Thierry Grange founded Grenoble Ecole de Management in 1984 and has grown it into one of France's top ten business schools. Here he explains why the opportunities for business grads have never been better, and why he favors b-schools "in the middle of nowhere".
It seems like every week there are new business degrees on offer. Do we really need this many business graduates?
Well, companies have to find new profit centres, so they will always need new expertise for new kinds of jobs.
The jobs we are doing now would have been difficult to imagine 15 years ago. As long as business schools are led by what’s happening in the real world, their graduates will be needed.
What we don’t need are exotic new degrees created by business schools just trying to be different from the competitor across the street.
How will this recession change business?
In one way nothing will change: there will be another recession in 2015. Recessions happen every seven years or so. We had a crisis in 1993, in 2001, and in 2008.
The crisis will show people the difference between the real economy; industry and manufacturing; and the virtual economy; banking, speculation and financial operations that have nothing to do with the real world.
People are aware that there are two worlds. It wasn’t that easy to teach before.
Banks can make much more money in the virtual economy than in the real economy.
Students have to make a choice about whether they go for the real economy or the virtual economy.

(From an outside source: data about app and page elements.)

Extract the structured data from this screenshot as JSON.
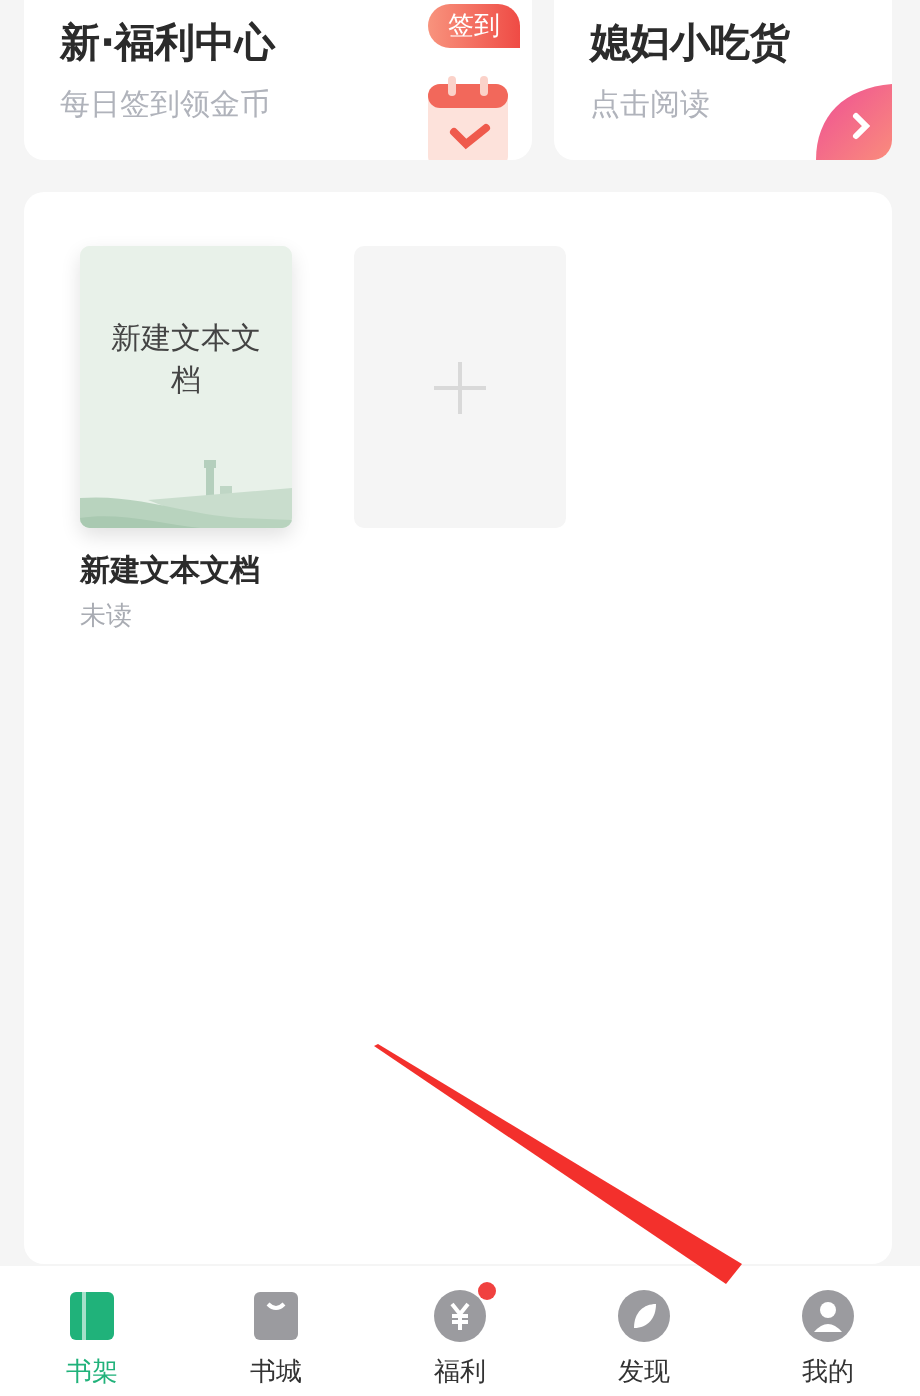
{
  "cards": [
    {
      "kind": "checkin",
      "title": "新·福利中心",
      "subtitle": "每日签到领金币",
      "badge": "签到"
    },
    {
      "kind": "read",
      "title": "媳妇小吃货",
      "subtitle": "点击阅读"
    }
  ],
  "shelf": {
    "books": [
      {
        "cover_title": "新建文本文档",
        "title": "新建文本文档",
        "status": "未读"
      }
    ]
  },
  "tabs": [
    {
      "kind": "shelf",
      "label": "书架",
      "selected": true,
      "dot": false
    },
    {
      "kind": "store",
      "label": "书城",
      "selected": false,
      "dot": false
    },
    {
      "kind": "welfare",
      "label": "福利",
      "selected": false,
      "dot": true
    },
    {
      "kind": "discover",
      "label": "发现",
      "selected": false,
      "dot": false
    },
    {
      "kind": "me",
      "label": "我的",
      "selected": false,
      "dot": false
    }
  ]
}
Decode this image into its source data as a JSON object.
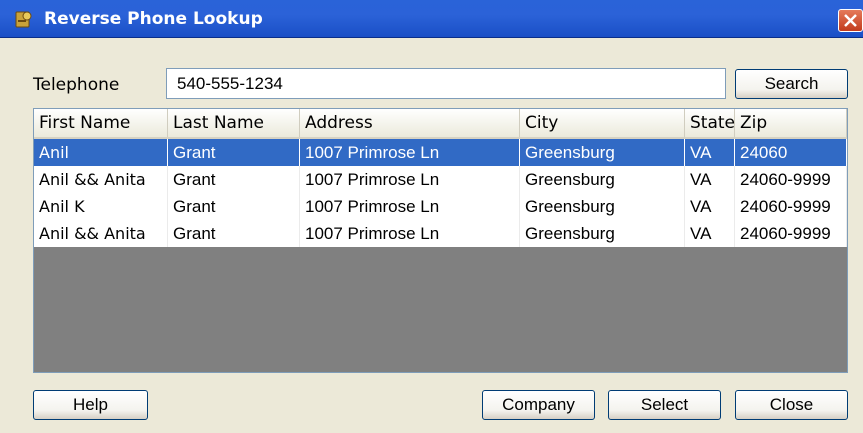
{
  "window": {
    "title": "Reverse Phone Lookup",
    "app_icon": "phone-book-icon",
    "close_icon": "close-icon"
  },
  "telephone": {
    "label": "Telephone",
    "value": "540-555-1234"
  },
  "buttons": {
    "search": "Search",
    "help": "Help",
    "company": "Company",
    "select": "Select",
    "close": "Close"
  },
  "table": {
    "columns": [
      "First Name",
      "Last Name",
      "Address",
      "City",
      "State",
      "Zip"
    ],
    "rows": [
      [
        "Anil",
        "Grant",
        "1007 Primrose Ln",
        "Greensburg",
        "VA",
        "24060"
      ],
      [
        "Anil && Anita",
        "Grant",
        "1007 Primrose Ln",
        "Greensburg",
        "VA",
        "24060-9999"
      ],
      [
        "Anil K",
        "Grant",
        "1007 Primrose Ln",
        "Greensburg",
        "VA",
        "24060-9999"
      ],
      [
        "Anil && Anita",
        "Grant",
        "1007 Primrose Ln",
        "Greensburg",
        "VA",
        "24060-9999"
      ]
    ],
    "selected_row": 0
  },
  "colors": {
    "selection": "#316ac5",
    "title_bar": "#2a63d8",
    "list_background": "#808080"
  }
}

As the world’s population grows from six billion to nine billion and resources start to run out, the real world will become more dominant. But not yet, it’s too early. So in business schools we have to prepare students for both worlds.
Is the worst time for students to graduate, isn’t it?
Absolutely not. There are more jobs available today than a good business school can cope with.
In the 1960s it was very difficult for a young person to get a job without family connections. When I graduated in engineering at the end of the 1960s nobody could imagine that there would be an IT revolution. People told me I had no chance in programming.
About 10 per cent of Grenoble graduates take up opportunities in emerging markets. Two students have big retailing chains: one in Hungary, one in the Czech Republic, growing at double digits.
Even if you’re only making €25,000 a year in an emerging country, your purchasing power could be that of someone earning €50,000 in France.
The real problem is for blue collar workers in the West. There are fewer and fewer jobs that afford them an acceptable standard of living.
Who’s more unethical? An MBA who makes millions selling mortgage-backed securities or an accounting professor who neglects to teach the systemic risks associated with off-balance-sheet liabilities?
Neither. The guy making a lot of money selling mortgage securities is a good guy because we have told this student that he will have no retirement plan.
Nowadays the only money you have is what you make during your working life. If you can make money right now, you do it.
The boss of Societe Generale, a bank which lost €5 billion, retired with a pension of €1 million a year. So can a professor of accounting tell his students: I think this man is a very bad man and I invite you to be poor?
Both the professor and the trader exist in a world where greed is good.
What is the biggest challenge for you right now?
The first is institutional: to survive against competition from emerging countries.
The second is to train managers for the economy of the next 20 years. It’s difficult, because we don’t know exactly what that will be.
Third, to teach the right values. Accounting, marketing and finance you can learn on the internet. But ethics is a matter of behavior, not of knowledge.
That said, Harvard graduates have been involved in business scandals in the US despite having learned ethics… we need to define what our core values are and that’s not easy.
What’s the most exciting development in business education right now?
The most exciting thing is the globalization of our activity. It’s a great chance for European schools, which are between the US and Asia geographically and philosophically.
China alone is much more diverse than Europe. Harbin, Manchuria, Guangzhou, and Xian: all these places are very different.
There’s more competition today but also a lot more opportunity.
When you were 12 years old what did you want to be?
I wanted to be an engineer producing racing cars.
Which business person do you most admire?
I admire people who create value by developing new products and services, especially in manufacturing as Grenoble is in a manufacturing region.
I admire Ferdinand Piech (automobile engineer, Porsche heir and former chairman of the Volkswagen Group), who grew Volkswagen into a world-beating company with Audi, Lamborghini and so many other products.
He has also married four times, each wife more beautiful than the last.
I also admire entrepreneurs who succeeded in innovative sectors like biotechnology and nanotechnology: I admire the guy in a small lab in Bristol or Cambridge.
I don't think much of Jack Welch. Electrical engineering is a monopolistic industry – there are only four or five big operators. So what? He didn’t take up a big challenge.
Tell us something your students don’t know about you
They know that on weekends i’m out with other bikers and we all wear black leather. What they don’t know is that I play in a swing band in a jazz venue in Grenoble. We’re called Five For Fun and we’re all over the age of 50. I play the washboard.
On rare occasions a student will recognize me and say “Oh! Are you really the Dean?”
Tell us what’s great about Grenoble Ecole De Management in one sentence
It’s a school that’s shows every day that a small school in the middle of nowhere can become visible global school.
[Second sentence] If Grenoble can make it, Kazakhstan can make it! Yorkshire can make it! Newcastle upon Tyne can make it!